(App and web page records)

━━━━━━━━━━━━━━━━━━━━

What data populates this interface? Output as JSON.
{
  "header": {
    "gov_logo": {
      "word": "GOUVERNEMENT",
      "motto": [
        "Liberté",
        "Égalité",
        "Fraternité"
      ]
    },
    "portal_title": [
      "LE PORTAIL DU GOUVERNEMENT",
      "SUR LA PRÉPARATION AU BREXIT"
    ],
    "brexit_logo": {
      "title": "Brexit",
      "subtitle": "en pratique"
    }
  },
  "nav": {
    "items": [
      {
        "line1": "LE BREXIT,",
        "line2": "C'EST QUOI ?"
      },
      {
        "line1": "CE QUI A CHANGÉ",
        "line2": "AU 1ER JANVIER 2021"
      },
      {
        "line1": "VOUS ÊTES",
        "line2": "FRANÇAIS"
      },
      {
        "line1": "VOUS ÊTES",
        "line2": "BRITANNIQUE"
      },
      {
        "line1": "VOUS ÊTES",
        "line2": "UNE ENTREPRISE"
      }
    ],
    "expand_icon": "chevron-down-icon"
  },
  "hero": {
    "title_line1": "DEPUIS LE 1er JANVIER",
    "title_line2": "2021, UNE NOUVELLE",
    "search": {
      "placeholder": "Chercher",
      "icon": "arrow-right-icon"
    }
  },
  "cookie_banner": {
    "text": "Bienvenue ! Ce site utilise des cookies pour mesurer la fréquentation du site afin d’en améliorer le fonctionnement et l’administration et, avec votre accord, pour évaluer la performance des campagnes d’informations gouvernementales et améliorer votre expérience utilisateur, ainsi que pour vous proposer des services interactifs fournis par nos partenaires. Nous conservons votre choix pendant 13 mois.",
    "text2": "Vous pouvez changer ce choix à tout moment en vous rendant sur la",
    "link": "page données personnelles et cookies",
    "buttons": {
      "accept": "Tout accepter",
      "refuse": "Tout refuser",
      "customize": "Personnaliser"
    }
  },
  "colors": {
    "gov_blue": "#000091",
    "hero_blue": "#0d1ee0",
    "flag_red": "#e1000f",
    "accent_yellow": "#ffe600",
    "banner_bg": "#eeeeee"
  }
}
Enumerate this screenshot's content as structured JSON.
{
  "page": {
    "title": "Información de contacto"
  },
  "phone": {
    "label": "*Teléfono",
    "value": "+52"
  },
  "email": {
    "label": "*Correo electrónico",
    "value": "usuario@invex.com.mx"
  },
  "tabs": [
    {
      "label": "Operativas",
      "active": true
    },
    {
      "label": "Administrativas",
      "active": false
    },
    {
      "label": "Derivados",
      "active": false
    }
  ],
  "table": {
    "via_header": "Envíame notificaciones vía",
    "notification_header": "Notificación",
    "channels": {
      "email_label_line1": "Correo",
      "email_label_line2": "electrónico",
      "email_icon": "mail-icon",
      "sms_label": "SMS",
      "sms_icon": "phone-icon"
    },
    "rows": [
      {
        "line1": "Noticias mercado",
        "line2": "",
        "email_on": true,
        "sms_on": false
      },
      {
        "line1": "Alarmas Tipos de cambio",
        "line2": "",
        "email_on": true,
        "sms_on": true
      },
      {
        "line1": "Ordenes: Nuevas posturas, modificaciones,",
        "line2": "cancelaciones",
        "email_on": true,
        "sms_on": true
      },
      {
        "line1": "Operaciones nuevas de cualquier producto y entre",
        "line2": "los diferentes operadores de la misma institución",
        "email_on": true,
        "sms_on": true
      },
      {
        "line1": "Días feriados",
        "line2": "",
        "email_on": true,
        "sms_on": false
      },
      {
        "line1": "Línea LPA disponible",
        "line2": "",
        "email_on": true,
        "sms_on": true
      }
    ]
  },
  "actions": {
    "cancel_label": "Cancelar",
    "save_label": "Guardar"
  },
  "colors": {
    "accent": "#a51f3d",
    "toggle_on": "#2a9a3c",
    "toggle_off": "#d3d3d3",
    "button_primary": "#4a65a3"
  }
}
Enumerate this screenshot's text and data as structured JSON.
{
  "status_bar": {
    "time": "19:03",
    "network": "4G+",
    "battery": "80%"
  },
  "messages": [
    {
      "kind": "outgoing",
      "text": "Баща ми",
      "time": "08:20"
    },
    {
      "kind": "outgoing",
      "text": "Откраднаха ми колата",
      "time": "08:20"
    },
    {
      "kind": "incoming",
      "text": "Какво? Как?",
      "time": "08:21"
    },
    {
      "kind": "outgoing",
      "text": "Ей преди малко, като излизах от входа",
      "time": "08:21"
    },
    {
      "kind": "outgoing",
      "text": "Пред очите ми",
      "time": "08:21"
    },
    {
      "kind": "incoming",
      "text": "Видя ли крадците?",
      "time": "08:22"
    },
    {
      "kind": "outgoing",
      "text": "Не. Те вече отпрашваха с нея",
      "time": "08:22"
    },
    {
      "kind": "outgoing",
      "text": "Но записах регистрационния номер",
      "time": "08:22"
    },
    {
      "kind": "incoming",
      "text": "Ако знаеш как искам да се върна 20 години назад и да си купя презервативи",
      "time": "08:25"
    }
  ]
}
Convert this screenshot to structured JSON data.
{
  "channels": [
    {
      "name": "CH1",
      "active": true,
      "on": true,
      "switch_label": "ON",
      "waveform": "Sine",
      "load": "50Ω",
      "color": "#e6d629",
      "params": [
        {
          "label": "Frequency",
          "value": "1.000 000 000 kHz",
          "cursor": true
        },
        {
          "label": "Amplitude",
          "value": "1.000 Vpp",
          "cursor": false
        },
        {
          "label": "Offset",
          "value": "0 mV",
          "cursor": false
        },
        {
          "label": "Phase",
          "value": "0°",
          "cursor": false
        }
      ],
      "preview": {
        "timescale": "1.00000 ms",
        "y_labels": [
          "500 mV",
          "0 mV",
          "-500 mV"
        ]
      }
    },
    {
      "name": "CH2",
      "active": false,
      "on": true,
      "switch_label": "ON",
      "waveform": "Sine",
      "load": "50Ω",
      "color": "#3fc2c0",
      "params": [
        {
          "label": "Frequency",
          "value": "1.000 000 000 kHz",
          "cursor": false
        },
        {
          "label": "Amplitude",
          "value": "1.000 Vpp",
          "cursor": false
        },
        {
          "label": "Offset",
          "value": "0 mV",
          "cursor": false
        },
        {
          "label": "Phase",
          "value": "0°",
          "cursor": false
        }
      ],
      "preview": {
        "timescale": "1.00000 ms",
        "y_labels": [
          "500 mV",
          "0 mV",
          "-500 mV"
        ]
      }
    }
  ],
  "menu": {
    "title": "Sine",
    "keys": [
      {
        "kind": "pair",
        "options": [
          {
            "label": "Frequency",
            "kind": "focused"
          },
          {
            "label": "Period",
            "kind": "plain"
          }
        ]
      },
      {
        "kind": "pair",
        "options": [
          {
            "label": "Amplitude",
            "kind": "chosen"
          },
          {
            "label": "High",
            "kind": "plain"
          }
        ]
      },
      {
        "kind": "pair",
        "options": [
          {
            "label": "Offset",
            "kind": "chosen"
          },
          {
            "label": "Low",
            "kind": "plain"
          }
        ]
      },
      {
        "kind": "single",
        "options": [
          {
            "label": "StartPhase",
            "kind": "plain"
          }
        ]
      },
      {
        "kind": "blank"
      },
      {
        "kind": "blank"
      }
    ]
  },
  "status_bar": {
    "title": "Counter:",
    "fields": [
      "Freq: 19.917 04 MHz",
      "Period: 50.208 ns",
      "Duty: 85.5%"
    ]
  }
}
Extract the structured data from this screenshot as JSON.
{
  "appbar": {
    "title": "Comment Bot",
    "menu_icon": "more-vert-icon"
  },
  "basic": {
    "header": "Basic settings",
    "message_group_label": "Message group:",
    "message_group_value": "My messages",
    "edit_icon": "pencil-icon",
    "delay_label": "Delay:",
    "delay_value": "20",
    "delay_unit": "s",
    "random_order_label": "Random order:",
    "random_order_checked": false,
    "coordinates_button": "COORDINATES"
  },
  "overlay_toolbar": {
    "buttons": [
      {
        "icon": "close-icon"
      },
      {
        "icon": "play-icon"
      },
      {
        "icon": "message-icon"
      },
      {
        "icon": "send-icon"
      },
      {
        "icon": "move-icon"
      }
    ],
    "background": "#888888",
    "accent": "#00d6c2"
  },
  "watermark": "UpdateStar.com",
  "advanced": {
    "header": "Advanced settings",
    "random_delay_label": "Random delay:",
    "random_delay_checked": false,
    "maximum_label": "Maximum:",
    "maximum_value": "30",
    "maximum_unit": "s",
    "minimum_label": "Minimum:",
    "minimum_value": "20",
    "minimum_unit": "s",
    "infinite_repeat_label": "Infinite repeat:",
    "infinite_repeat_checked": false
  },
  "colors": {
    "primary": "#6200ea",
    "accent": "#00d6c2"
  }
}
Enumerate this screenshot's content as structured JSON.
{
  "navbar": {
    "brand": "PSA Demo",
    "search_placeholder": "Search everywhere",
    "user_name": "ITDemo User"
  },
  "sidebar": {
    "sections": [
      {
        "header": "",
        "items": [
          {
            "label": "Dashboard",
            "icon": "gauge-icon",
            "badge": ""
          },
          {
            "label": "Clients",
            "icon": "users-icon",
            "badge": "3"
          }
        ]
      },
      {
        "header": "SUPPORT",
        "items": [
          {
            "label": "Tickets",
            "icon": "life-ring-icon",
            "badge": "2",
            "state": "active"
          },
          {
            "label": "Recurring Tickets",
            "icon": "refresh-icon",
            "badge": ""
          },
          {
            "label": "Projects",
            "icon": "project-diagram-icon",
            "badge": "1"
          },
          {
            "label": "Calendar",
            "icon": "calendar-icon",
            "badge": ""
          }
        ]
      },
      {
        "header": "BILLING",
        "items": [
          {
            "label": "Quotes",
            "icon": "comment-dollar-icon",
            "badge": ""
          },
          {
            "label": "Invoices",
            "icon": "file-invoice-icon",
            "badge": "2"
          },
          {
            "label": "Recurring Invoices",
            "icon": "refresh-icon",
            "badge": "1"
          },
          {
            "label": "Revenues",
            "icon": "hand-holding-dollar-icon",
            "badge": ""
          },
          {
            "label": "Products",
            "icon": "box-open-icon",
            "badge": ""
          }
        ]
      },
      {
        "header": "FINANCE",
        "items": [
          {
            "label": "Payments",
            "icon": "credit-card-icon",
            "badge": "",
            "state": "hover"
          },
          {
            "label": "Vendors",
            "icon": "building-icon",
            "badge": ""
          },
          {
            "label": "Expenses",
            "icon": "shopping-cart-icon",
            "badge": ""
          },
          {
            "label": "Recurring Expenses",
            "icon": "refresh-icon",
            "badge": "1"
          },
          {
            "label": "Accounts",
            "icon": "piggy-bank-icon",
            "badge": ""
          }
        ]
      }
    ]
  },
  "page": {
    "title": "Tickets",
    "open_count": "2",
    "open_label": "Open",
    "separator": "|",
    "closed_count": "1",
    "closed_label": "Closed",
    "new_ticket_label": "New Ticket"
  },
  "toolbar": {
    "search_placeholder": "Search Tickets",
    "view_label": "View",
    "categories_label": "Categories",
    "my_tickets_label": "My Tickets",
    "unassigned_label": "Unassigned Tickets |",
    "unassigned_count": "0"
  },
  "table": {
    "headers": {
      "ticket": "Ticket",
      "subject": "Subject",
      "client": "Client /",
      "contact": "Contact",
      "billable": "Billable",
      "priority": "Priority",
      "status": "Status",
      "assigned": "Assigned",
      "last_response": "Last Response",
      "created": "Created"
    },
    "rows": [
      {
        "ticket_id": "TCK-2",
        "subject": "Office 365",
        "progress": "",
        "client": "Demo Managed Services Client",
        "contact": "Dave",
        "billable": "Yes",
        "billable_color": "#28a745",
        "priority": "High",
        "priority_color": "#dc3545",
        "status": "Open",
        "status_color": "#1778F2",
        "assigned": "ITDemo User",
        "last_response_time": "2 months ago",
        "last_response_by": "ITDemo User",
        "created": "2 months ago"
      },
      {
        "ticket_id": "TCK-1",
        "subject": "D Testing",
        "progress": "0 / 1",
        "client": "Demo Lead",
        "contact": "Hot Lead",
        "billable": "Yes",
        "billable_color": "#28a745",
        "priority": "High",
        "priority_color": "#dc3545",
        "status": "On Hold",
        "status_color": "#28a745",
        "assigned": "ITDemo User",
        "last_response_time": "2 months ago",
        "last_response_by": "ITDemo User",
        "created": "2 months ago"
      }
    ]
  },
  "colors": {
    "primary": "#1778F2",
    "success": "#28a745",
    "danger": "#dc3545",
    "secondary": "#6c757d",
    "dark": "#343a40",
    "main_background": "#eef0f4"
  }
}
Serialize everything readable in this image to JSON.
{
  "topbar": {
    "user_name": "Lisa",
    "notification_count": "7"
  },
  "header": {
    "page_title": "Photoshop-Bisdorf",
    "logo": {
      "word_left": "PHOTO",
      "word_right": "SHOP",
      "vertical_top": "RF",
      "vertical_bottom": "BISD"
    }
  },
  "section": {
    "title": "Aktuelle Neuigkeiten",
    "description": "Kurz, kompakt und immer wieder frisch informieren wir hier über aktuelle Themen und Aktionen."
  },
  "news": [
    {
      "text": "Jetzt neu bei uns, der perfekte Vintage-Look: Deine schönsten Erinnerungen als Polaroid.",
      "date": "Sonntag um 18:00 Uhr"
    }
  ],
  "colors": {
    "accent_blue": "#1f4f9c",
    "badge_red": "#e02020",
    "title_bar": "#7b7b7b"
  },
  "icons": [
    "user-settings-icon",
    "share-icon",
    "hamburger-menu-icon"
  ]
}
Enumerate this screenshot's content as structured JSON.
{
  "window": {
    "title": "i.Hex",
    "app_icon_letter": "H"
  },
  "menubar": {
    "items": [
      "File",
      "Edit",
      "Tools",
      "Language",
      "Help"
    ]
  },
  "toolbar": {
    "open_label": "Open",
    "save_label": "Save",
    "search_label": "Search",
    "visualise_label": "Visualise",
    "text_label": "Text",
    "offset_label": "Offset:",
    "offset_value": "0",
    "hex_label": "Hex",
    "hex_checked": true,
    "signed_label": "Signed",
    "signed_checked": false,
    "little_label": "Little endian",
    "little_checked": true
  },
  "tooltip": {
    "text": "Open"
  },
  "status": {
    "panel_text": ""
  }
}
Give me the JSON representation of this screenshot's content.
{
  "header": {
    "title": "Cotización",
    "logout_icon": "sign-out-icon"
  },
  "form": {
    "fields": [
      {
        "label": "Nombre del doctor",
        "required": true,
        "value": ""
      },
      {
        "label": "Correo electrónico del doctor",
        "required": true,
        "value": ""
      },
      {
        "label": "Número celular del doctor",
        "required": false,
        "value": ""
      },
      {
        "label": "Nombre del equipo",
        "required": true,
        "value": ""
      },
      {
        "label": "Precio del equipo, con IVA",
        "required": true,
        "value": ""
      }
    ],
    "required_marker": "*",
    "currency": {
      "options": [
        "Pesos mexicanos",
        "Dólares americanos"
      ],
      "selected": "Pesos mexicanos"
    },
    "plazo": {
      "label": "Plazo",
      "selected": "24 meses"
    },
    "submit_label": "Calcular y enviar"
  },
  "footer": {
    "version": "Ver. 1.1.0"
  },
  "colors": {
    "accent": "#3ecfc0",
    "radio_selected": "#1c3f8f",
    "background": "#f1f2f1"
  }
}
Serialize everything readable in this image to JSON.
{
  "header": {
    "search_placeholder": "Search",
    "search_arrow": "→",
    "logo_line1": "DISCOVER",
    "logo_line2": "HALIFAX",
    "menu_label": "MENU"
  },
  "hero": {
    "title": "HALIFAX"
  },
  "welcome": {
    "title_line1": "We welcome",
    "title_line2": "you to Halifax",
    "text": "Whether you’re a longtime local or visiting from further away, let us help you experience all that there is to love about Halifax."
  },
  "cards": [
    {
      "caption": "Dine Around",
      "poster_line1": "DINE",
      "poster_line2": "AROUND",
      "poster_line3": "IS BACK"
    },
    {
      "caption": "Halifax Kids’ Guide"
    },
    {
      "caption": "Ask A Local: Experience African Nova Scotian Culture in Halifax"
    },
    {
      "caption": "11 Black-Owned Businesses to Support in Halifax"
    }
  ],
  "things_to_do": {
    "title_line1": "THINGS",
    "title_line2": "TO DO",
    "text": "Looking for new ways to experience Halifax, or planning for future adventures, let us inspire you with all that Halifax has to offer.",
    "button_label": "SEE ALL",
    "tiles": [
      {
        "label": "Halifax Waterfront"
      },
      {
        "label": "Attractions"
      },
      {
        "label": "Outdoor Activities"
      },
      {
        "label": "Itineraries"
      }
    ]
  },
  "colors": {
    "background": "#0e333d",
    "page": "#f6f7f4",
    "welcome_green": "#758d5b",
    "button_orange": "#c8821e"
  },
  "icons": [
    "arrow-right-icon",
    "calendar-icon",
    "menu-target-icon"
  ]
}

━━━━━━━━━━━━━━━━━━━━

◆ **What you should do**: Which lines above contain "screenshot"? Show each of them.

◆ **The answer**:
Enumerate this screenshot's content as structured JSON.
Enumerate this screenshot's text and data as structured JSON.
Convert this screenshot to structured JSON data.
Extract the structured data from this screenshot as JSON.
Enumerate this screenshot's content as structured JSON.
Enumerate this screenshot's content as structured JSON.
Give me the JSON representation of this screenshot's content.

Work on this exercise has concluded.